The OpenID Foundation’s 2011 series of OpenID Summits focus on use cases and topics of interest to key developers, executives and analysts in the identity industry.
The next summit explores security and the user experience in open identity technologies. It is co sponsored by Google and Symantec and will take place at 350 Ellis Street Mountain View, CA on the afternoon of May 2nd preceding the Internet Identity Workshop. We anticipate up to 70 attendees to include a variety of technical teams from Symantec and other Silicon Valley companies. The OIDF and co sponsors are reaching out for fresh perspectives from opinion leaders in the mobile platform, risk management and high assurance/multi factor identity space.

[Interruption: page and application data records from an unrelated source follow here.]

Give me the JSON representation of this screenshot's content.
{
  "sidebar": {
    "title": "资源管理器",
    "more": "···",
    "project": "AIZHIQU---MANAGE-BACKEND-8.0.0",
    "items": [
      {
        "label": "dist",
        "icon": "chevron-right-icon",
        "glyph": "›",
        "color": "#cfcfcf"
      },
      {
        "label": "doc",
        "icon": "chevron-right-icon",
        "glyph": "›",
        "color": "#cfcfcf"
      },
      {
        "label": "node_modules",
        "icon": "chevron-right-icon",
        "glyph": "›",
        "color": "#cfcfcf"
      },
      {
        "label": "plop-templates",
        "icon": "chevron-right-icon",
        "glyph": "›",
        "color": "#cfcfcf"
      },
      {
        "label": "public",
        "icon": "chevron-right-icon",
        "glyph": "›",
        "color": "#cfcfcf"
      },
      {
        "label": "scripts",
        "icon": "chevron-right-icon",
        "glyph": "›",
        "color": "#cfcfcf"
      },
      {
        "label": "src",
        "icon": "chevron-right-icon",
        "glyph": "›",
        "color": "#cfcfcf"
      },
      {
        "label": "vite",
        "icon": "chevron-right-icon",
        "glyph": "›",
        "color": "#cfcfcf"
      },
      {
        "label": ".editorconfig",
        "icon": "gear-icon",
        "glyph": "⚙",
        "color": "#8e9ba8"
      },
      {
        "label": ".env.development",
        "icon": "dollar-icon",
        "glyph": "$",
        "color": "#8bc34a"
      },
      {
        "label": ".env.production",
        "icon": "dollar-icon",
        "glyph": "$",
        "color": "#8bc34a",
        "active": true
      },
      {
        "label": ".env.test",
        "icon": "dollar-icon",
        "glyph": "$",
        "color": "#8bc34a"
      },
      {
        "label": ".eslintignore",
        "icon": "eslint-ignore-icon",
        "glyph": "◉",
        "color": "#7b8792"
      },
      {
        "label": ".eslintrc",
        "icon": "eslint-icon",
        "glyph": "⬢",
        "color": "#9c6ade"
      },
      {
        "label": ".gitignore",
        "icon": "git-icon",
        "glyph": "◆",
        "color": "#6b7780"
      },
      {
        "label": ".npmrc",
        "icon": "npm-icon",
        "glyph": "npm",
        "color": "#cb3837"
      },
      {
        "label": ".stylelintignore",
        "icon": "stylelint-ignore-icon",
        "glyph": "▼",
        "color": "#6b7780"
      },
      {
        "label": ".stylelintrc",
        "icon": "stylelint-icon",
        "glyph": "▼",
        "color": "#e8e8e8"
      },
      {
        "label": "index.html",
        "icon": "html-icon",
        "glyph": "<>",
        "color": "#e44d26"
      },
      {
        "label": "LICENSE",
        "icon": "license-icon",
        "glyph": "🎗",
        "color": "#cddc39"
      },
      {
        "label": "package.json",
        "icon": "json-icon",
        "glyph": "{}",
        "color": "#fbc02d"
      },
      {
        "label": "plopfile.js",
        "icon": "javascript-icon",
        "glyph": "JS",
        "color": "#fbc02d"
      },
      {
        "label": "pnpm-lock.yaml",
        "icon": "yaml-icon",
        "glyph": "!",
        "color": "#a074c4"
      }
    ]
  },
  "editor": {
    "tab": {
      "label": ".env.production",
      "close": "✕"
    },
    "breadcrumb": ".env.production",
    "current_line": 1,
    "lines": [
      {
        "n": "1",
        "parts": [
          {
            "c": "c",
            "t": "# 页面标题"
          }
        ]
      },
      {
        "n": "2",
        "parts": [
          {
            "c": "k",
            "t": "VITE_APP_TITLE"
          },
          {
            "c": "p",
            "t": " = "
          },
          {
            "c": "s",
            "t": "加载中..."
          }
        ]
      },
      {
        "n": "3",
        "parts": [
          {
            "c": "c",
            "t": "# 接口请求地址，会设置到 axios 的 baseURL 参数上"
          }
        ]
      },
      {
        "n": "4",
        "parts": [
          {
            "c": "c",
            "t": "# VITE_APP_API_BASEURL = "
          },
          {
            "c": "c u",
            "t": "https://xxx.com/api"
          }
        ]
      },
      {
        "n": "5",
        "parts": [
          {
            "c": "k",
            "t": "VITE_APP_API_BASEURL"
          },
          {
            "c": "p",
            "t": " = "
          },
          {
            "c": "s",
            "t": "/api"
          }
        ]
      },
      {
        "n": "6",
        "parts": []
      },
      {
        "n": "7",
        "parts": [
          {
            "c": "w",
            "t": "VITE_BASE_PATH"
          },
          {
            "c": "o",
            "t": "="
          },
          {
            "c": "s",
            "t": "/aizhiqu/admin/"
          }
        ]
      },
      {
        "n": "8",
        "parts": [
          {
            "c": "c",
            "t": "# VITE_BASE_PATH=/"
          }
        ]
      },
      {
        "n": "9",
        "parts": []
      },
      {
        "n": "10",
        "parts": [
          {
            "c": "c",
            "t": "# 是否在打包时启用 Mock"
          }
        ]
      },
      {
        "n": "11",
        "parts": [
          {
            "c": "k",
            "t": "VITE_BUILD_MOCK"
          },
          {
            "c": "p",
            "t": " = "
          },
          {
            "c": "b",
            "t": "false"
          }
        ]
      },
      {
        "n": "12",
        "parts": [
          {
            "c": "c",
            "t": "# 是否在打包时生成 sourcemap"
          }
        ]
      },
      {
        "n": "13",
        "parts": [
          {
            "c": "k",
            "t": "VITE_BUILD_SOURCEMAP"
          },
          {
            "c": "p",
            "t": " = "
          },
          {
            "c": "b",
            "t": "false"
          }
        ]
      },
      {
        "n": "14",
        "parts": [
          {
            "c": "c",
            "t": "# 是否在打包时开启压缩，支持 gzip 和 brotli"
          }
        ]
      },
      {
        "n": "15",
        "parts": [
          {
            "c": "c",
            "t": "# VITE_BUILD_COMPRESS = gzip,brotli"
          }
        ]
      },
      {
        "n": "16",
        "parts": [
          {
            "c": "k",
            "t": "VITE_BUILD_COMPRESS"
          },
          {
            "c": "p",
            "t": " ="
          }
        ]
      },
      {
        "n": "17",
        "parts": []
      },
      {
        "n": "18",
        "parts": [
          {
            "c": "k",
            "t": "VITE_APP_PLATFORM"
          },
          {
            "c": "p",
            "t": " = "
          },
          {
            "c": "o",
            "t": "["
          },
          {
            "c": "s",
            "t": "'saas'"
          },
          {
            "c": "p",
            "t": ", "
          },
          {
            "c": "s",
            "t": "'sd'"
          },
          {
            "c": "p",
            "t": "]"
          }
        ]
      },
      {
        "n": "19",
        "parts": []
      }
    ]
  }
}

We will post an Eventbrite notice soon. Send your suggestions for speakers, panels and topics to firstname.lastname@example.org
While much attention has been directed at identity providers, we want to frame the OpenID security/user experience issues in a bucket we call relying parties best practices (RPBP)
In December, The Open Identity Exchange (OIX) and the Center for Democracy and Technology (CDT) co sponsored a OpenID Policy Summit with invited experts from the American Bar Association’s Committee on Identity and Harvard’s Berkman Center for Law and the Internet. The May 2nd OpenID Security Summit is the technology counterpoint to the policy work done in Washington DC with the advocacy, academic and legal communities. The focus of both Policy and Security Summits are on RPBP (relying party best practices) a linchpin of any deployment or trust framework especially those involving government agencies. The user experience / security issues of RPBP are a key common denominator as they impact all stakeholders in the ecosystem and relies on OpenID for interoperability across a diverse set of use cases.
We plan to publish a briefing paper providing summaries of the presentations with feedback from the audience, links for more information, etc. The Security Summit paper will report on the Summit’s discussion of RPBP (relying party best practices) and provide an overview of the security concerns of relying parties. In this way we hope to further the understanding of OpenID as it is today and how security concerns will impact OpenID as it evolves.
OIDF Executive Director